EXERCISE BRIEF>
Your task is to copy every line of the entries that holds the word "Assessment".

EXTRACTED DATA Block Start

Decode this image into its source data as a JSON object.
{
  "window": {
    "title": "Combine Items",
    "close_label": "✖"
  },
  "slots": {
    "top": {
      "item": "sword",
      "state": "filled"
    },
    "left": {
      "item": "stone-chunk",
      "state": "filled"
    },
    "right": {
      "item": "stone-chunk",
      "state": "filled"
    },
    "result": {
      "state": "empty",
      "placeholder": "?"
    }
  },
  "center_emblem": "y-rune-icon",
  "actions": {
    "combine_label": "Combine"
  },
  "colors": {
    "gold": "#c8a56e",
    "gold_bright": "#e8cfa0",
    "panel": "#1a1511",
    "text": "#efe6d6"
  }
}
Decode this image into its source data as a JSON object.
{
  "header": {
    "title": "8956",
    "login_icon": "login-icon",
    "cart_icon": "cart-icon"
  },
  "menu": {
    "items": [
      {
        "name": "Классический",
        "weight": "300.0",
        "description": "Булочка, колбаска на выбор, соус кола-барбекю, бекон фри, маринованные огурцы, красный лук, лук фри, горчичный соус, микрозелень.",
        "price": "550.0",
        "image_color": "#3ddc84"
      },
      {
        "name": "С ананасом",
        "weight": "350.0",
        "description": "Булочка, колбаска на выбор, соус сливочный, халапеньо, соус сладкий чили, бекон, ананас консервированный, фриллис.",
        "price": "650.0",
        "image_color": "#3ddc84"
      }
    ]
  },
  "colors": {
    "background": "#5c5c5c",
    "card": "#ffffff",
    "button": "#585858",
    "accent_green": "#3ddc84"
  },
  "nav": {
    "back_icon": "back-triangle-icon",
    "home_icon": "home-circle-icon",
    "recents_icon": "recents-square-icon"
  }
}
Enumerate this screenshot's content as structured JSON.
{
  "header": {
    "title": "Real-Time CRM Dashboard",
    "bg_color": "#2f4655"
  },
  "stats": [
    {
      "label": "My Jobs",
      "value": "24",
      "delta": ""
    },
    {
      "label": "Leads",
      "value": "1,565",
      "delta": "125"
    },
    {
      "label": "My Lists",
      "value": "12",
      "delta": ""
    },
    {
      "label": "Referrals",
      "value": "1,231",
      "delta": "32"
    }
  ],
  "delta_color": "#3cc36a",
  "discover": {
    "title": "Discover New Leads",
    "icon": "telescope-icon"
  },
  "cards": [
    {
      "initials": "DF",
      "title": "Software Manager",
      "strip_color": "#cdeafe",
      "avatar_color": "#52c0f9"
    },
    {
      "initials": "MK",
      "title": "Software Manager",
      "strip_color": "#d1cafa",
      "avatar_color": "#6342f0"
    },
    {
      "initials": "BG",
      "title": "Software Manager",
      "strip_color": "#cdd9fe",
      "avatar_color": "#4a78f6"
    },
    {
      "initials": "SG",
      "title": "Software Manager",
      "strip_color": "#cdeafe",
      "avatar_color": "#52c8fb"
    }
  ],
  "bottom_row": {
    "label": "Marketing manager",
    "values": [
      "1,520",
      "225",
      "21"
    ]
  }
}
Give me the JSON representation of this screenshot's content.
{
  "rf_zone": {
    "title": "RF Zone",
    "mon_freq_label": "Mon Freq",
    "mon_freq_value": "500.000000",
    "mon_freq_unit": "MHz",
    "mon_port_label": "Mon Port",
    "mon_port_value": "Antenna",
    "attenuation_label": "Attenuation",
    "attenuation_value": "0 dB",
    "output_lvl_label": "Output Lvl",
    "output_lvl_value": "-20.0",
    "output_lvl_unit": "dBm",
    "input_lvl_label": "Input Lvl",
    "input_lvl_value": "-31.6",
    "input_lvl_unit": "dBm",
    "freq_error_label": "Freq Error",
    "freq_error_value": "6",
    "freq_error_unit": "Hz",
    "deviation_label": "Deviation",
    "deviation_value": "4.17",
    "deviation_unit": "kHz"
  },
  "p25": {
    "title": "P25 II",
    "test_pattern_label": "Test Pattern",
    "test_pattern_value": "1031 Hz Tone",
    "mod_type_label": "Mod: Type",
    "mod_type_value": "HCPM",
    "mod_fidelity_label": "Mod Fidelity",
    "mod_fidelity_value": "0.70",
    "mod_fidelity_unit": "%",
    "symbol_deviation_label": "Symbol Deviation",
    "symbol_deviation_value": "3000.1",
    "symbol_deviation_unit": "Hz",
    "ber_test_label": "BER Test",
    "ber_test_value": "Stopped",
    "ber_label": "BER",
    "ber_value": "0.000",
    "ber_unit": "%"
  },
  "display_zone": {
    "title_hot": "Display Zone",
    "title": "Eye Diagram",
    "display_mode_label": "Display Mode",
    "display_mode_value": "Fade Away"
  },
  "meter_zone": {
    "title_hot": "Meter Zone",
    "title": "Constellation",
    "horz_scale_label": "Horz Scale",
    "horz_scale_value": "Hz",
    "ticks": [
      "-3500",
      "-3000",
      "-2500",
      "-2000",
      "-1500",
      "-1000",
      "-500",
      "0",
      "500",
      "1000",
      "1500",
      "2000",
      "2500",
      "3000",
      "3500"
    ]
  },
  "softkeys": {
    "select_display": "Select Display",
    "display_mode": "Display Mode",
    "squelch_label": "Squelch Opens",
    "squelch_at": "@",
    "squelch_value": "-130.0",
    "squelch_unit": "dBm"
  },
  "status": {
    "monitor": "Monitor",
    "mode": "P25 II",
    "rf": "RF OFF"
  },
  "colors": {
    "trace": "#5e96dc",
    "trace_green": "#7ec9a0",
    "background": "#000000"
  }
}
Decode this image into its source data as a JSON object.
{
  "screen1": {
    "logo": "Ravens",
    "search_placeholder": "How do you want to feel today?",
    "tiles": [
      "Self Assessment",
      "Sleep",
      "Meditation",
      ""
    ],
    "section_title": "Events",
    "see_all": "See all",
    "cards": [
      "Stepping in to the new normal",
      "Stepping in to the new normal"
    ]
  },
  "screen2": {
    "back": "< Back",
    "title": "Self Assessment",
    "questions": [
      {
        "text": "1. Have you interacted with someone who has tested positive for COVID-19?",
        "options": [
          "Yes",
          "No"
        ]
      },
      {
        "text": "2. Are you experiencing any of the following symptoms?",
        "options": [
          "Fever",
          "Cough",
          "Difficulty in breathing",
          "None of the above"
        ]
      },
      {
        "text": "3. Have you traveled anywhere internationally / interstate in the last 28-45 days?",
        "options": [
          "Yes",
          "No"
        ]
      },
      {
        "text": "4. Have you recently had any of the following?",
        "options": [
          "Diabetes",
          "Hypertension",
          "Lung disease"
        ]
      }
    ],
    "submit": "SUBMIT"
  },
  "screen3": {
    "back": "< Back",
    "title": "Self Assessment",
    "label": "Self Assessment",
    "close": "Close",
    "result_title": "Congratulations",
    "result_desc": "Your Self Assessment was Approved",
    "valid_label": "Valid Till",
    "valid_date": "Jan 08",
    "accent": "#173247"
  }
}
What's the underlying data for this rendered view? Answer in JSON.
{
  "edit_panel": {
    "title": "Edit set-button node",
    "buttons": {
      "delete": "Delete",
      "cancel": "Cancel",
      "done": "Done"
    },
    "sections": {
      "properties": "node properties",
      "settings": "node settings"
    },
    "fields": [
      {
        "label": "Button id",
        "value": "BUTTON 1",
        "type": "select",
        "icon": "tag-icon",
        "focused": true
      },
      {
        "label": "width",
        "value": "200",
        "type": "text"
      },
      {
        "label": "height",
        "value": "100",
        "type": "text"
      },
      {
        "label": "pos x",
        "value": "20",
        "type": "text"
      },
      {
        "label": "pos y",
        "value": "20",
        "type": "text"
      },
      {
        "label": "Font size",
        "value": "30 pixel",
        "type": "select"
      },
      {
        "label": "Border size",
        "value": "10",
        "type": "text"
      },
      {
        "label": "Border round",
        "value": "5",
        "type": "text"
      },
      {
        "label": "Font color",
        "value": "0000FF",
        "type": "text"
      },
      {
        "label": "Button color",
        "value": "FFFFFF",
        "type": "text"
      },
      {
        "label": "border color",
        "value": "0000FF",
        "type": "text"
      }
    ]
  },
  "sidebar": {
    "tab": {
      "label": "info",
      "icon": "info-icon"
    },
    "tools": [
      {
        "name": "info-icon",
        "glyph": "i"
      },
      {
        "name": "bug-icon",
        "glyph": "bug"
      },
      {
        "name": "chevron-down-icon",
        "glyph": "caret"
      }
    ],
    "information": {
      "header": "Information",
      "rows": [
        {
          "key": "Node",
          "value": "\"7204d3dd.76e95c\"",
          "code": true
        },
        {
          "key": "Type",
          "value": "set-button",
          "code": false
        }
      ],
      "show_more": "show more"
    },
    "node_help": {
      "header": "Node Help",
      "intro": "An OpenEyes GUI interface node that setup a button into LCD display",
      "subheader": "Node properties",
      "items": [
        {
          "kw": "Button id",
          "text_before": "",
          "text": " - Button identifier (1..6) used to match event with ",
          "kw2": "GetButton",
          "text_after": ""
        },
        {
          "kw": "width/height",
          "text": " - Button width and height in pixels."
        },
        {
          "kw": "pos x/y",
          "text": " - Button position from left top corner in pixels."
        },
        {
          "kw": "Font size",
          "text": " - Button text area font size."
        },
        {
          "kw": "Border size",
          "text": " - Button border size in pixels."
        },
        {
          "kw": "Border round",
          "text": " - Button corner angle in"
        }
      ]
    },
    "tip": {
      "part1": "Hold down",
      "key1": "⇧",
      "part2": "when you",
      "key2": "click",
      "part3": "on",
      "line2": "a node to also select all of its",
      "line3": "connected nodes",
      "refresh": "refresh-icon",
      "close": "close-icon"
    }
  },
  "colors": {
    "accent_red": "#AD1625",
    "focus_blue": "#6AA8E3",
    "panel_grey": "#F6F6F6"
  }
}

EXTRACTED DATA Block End

OUTPUT OF THE TASK>
      "Self Assessment",
    "title": "Self Assessment",
    "title": "Self Assessment",
    "label": "Self Assessment",
    "result_desc": "Your Self Assessment was Approved",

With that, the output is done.